Dimon addressed the topic of his successor, noting that the decision rests with the board. He mentioned that several potential candidates are being considered, emphasizing the need to select the most suitable individual for the role, without bias towards gender. He commended both the senior women and men at the firm while dismissing the notion of a public competition for his position.

2024 U.S. Economic Forecast

Regarding the U.S. economy, Dimon expressed greater concern over geopolitical tensions than immediate economic challenges, highlighting their significance for Western democracies. He pointed out that while consumer finances appear robust, the surplus funds from pandemic relief measures are dwindling. Dimon was skeptical of an overly optimistic economic scenario and raised the possibility of a recession, mild or severe, influenced by factors like interest rates, the cessation of quantitative easing, and government deficits.

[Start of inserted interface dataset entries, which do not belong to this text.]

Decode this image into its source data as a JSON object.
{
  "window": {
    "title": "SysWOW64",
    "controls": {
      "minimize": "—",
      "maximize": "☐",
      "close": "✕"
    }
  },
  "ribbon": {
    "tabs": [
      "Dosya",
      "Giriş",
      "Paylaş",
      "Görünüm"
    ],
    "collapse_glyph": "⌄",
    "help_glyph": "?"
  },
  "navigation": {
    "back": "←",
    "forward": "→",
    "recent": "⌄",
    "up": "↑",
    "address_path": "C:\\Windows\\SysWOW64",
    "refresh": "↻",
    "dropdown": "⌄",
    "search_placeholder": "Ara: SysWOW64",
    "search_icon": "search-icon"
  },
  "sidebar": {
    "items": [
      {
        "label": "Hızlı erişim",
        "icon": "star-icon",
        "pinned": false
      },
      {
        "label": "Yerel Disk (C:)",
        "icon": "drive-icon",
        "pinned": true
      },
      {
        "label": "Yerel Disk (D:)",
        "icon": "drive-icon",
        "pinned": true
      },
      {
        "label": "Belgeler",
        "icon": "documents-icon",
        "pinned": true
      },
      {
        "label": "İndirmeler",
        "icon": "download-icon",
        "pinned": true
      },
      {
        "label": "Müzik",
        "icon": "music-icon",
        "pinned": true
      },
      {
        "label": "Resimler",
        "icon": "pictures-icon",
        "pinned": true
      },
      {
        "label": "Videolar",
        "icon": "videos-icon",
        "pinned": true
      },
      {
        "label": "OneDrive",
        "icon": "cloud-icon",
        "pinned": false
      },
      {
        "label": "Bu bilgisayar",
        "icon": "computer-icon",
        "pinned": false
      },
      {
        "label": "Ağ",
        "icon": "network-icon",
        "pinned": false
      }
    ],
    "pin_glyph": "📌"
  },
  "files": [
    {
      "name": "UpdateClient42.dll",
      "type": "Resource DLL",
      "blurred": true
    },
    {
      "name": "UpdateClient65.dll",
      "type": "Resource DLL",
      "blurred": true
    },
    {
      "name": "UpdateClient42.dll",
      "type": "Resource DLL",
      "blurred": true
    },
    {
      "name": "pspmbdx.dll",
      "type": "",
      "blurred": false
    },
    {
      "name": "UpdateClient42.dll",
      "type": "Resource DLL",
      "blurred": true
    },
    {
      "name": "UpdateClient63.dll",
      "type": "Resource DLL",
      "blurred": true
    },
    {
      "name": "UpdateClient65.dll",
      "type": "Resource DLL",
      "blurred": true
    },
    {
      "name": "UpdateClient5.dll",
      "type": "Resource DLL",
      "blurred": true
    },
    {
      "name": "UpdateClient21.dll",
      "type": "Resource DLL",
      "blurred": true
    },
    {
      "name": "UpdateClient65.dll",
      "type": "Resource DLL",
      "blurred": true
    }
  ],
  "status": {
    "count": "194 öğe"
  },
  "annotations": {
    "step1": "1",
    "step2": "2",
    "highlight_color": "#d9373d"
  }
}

Federal Reserve Policies and Inflation Concerns

Discussing the Federal Reserve’s interest rate strategies, Dimon expressed doubts about the market’s anticipation of rate reductions. He identified several elements, including fiscal deficits and international events, that could contribute to inflation, drawing parallels to the economic conditions of the 1970s. He stressed the importance of being prepared for potential shifts in economic trends.

Banking Regulations and Capital Requirements

Dimon critiqued new banking regulations that mandate higher capital reserves for major banks. He argued that these rules could impact various financial services, from mortgages to small business lending. He expressed concerns about the competitive disadvantage for U.S. banks, which are required to hold more capital compared to their international counterparts. He labeled some aspects of these regulations, such as operational risk capital and GSIB, as nonsensical and counterproductive to diversification.

Perspective on Bitcoin and Cryptocurrency

Reiterating his critical view of Bitcoin, Dimon pointed to its alleged association with illegal activities like tax evasion. He argued that Bitcoin’s primary applications extend beyond mere transactions to more illicit uses. Questioning Bitcoin’s intrinsic value, he suggested that, were he in a governmental position, he would consider shutting it down due to its potential misuse.